So how can you defend yourself? Well the inventory list defines what was there and what wasn’t. But it can be hard, especially with an older yacht to record all the scrapes and marks in written form. I’d suggest you note just more significant damage, but then take pictures of everything. This is best done whilst the base staff are around if possible – if they had any thoughts of trying it on, they might decide there are easier targets!
Please don’t get me wrong – most yacht operators are very fair chaps and are incredibly tolerant of the treatment their yachts get (and I have seen some dreadful abuse by clients making no effort to look after their boat). But as in all walks of life there are one or two who might succumb to the temptation to take advantage, especially when times are hard. It will only take a few minutes of your time to protect yourself and avoid the risk of unnecessary disputes.
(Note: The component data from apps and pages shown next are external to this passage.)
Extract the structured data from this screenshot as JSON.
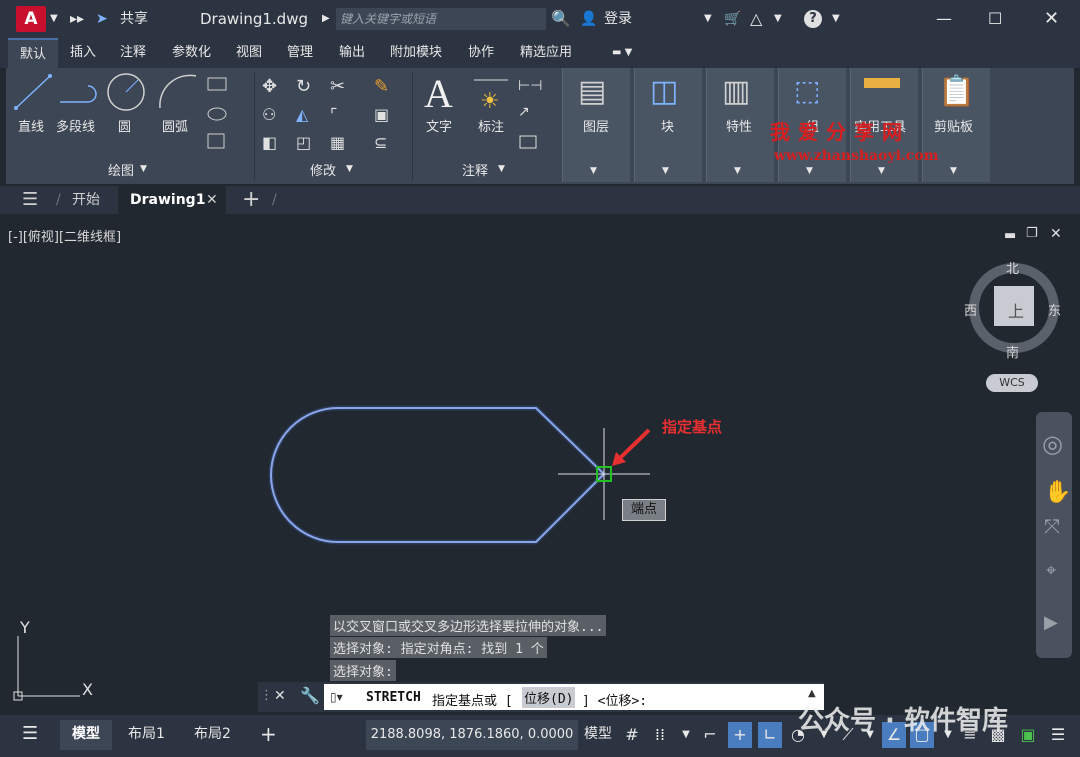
{
  "title": {
    "share": "共享",
    "filename": "Drawing1.dwg",
    "search_placeholder": "键入关键字或短语",
    "login": "登录"
  },
  "menus": [
    "默认",
    "插入",
    "注释",
    "参数化",
    "视图",
    "管理",
    "输出",
    "附加模块",
    "协作",
    "精选应用"
  ],
  "ribbon": {
    "draw_tools": [
      "直线",
      "多段线",
      "圆",
      "圆弧"
    ],
    "draw_panel": "绘图",
    "modify_panel": "修改",
    "annotate_tools": [
      "文字",
      "标注"
    ],
    "annotate_panel": "注释",
    "big_panels": [
      "图层",
      "块",
      "特性",
      "组",
      "实用工具",
      "剪贴板"
    ]
  },
  "tabs": {
    "start": "开始",
    "drawing": "Drawing1"
  },
  "viewport": {
    "label": "[-][俯视][二维线框]",
    "compass": {
      "north": "北",
      "south": "南",
      "east": "东",
      "west": "西",
      "top": "上"
    },
    "wcs": "WCS",
    "tooltip": "端点",
    "annotation": "指定基点",
    "ucs_y": "Y",
    "ucs_x": "X"
  },
  "command_history": [
    "以交叉窗口或交叉多边形选择要拉伸的对象...",
    "选择对象: 指定对角点: 找到 1 个",
    "选择对象:"
  ],
  "command_input": {
    "command": "STRETCH",
    "prompt": "指定基点或 [",
    "option": "位移(D)",
    "suffix": "] <位移>:"
  },
  "status": {
    "model_tab": "模型",
    "layout1": "布局1",
    "layout2": "布局2",
    "coords": "2188.8098, 1876.1860, 0.0000",
    "space": "模型"
  },
  "watermark": {
    "line1": "我爱分享网",
    "line2": "www.zhanshaoyi.com",
    "gzh": "公众号 · 软件智库"
  },
  "colors": {
    "accent": "#4a7dc0",
    "brand": "#c8102e",
    "shape": "#9db8f0",
    "annot": "#e83030"
  }
}
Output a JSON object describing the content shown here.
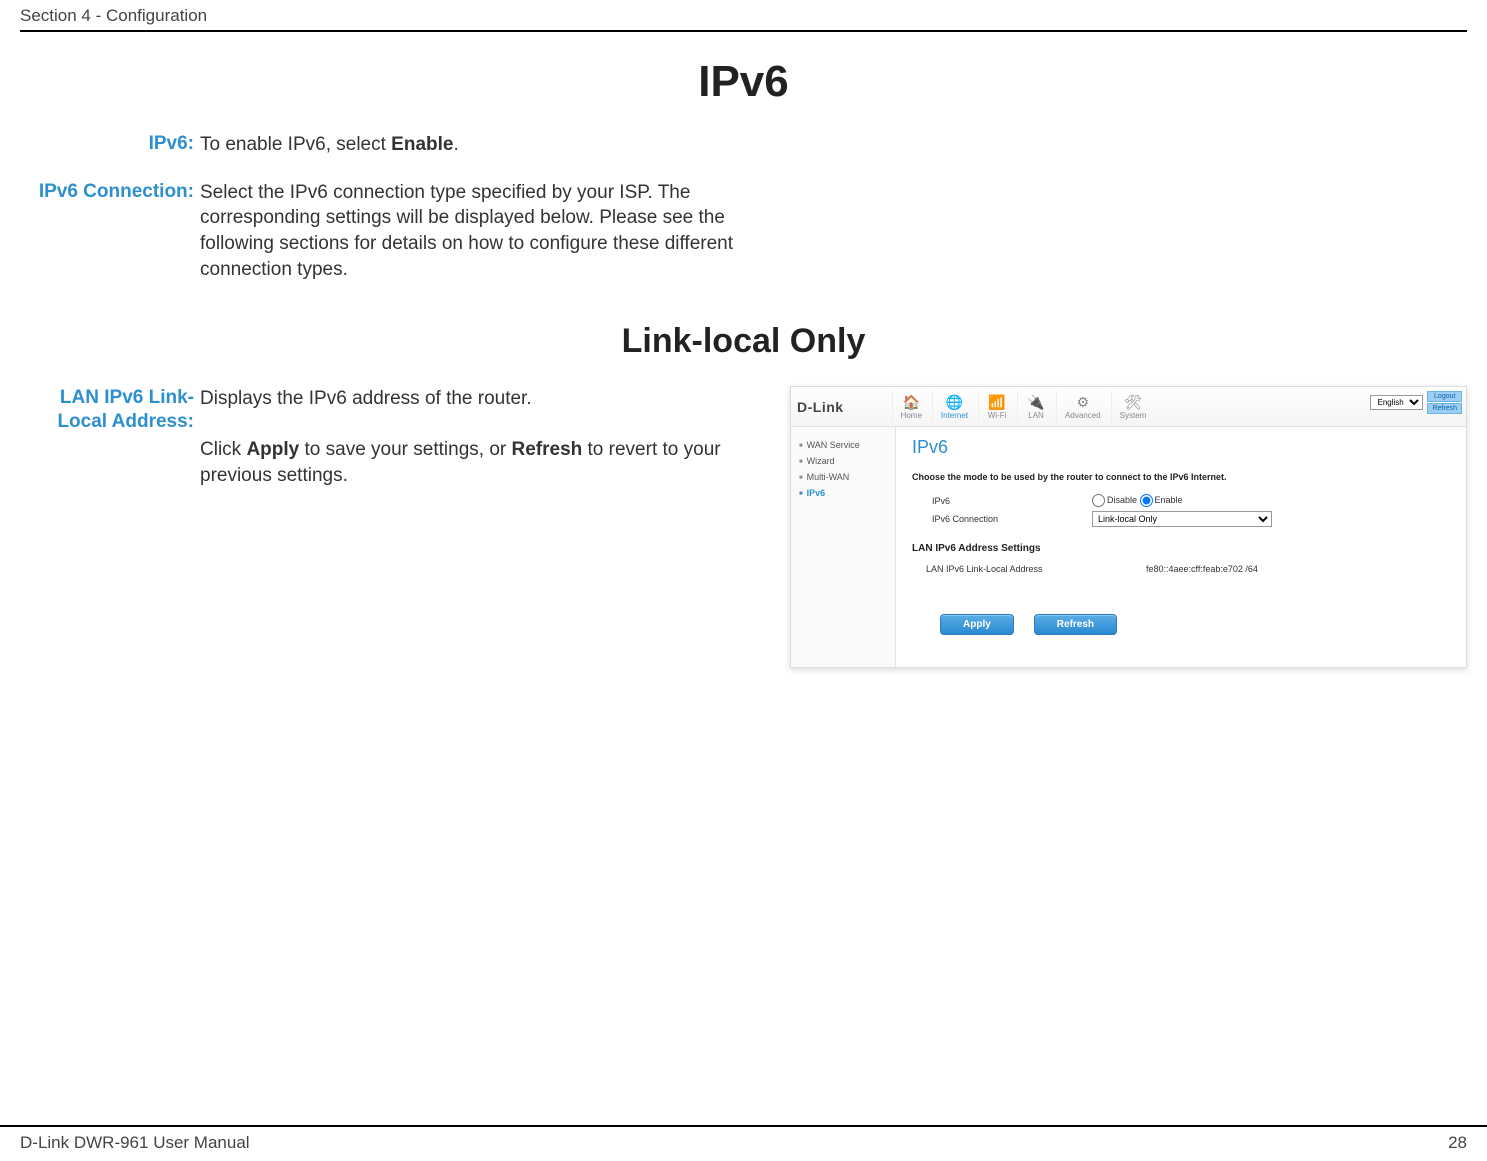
{
  "header": {
    "section": "Section 4 - Configuration"
  },
  "title1": "IPv6",
  "defs1": [
    {
      "term": "IPv6:",
      "desc_pre": "To enable IPv6, select ",
      "desc_bold": "Enable",
      "desc_post": "."
    },
    {
      "term": "IPv6 Connection:",
      "desc_pre": "Select the IPv6 connection type specified by your ISP. The corresponding settings will be displayed below. Please see the following sections for details on how to configure these different connection types.",
      "desc_bold": "",
      "desc_post": ""
    }
  ],
  "title2": "Link-local Only",
  "defs2": {
    "term": "LAN IPv6 Link-Local Address:",
    "desc": "Displays the IPv6 address of the router.",
    "note_pre": "Click ",
    "note_b1": "Apply",
    "note_mid": " to save your settings, or ",
    "note_b2": "Refresh",
    "note_post": " to revert to your previous settings."
  },
  "screenshot": {
    "logo": "D-Link",
    "nav": [
      {
        "label": "Home",
        "icon": "🏠",
        "active": false
      },
      {
        "label": "Internet",
        "icon": "🌐",
        "active": true
      },
      {
        "label": "Wi-Fi",
        "icon": "📶",
        "active": false
      },
      {
        "label": "LAN",
        "icon": "🔌",
        "active": false
      },
      {
        "label": "Advanced",
        "icon": "⚙",
        "active": false
      },
      {
        "label": "System",
        "icon": "🛠",
        "active": false
      }
    ],
    "lang": "English",
    "logout": "Logout",
    "refreshTop": "Refresh",
    "side": [
      {
        "label": "WAN Service",
        "active": false
      },
      {
        "label": "Wizard",
        "active": false
      },
      {
        "label": "Multi-WAN",
        "active": false
      },
      {
        "label": "IPv6",
        "active": true
      }
    ],
    "heading": "IPv6",
    "intro": "Choose the mode to be used by the router to connect to the IPv6 Internet.",
    "form": {
      "ipv6Label": "IPv6",
      "disable": "Disable",
      "enable": "Enable",
      "connLabel": "IPv6 Connection",
      "connValue": "Link-local Only"
    },
    "lanSection": "LAN IPv6 Address Settings",
    "lanRow": {
      "label": "LAN IPv6 Link-Local Address",
      "value": "fe80::4aee:cff:feab:e702 /64"
    },
    "buttons": {
      "apply": "Apply",
      "refresh": "Refresh"
    }
  },
  "footer": {
    "left": "D-Link DWR-961 User Manual",
    "right": "28"
  }
}
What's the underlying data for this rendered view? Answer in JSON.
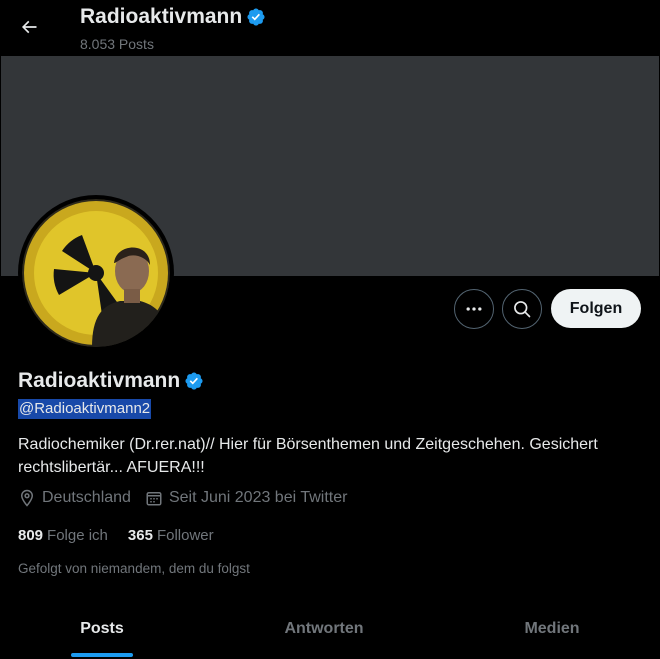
{
  "header": {
    "name": "Radioaktivmann",
    "posts_count": "8.053 Posts"
  },
  "profile": {
    "display_name": "Radioaktivmann",
    "handle": "@Radioaktivmann2",
    "bio": "Radiochemiker (Dr.rer.nat)// Hier für Börsenthemen und Zeitgeschehen. Gesichert rechtslibertär... AFUERA!!!",
    "location": "Deutschland",
    "joined": "Seit Juni 2023 bei Twitter",
    "following_count": "809",
    "following_label": "Folge ich",
    "followers_count": "365",
    "followers_label": "Follower",
    "followed_by": "Gefolgt von niemandem, dem du folgst",
    "verified": true
  },
  "actions": {
    "follow_label": "Folgen",
    "more_icon": "more-icon",
    "search_icon": "search-icon"
  },
  "tabs": [
    {
      "label": "Posts",
      "active": true
    },
    {
      "label": "Antworten",
      "active": false
    },
    {
      "label": "Medien",
      "active": false
    }
  ],
  "colors": {
    "accent": "#1d9bf0",
    "banner": "#333639",
    "background": "#000000",
    "follow_button": "#eff3f4"
  }
}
Don’t despair if you do have an accident – even the best skippers suffer a spectacular loss of talent from time to time! Do be sensible and don’t try to ignore or cover up damage; it could jeopardise the yacht or yourselves. If in doubt, let the suppliers know as soon as you can and get it checked out. Not only will your honesty be appreciated but they may need to order parts ready to make good the loss or damage before the next clients arrive.
I once chartered a classic Hillyard, a lovely wooden yacht complete with Bakelite winches. Or at least it was until day 2 when entirely due to an error on our part, we ripped one of the winches off the deck and watched various components disappear overboard. I expected to find myself out of pocket to the tune of several hundred pounds but our entire deposit was returned on condition we promised to pay the bill once the full cost was assessed.
In due course a highly apologetic charter operator broke the news that the total bill, including tax was……£30! Substantially less than the cost of an hours labour at my local garage, never mind the cost of the parts. So there are some good guys out there, but I would still err on the safe side and make sure the check in and out is completely properly.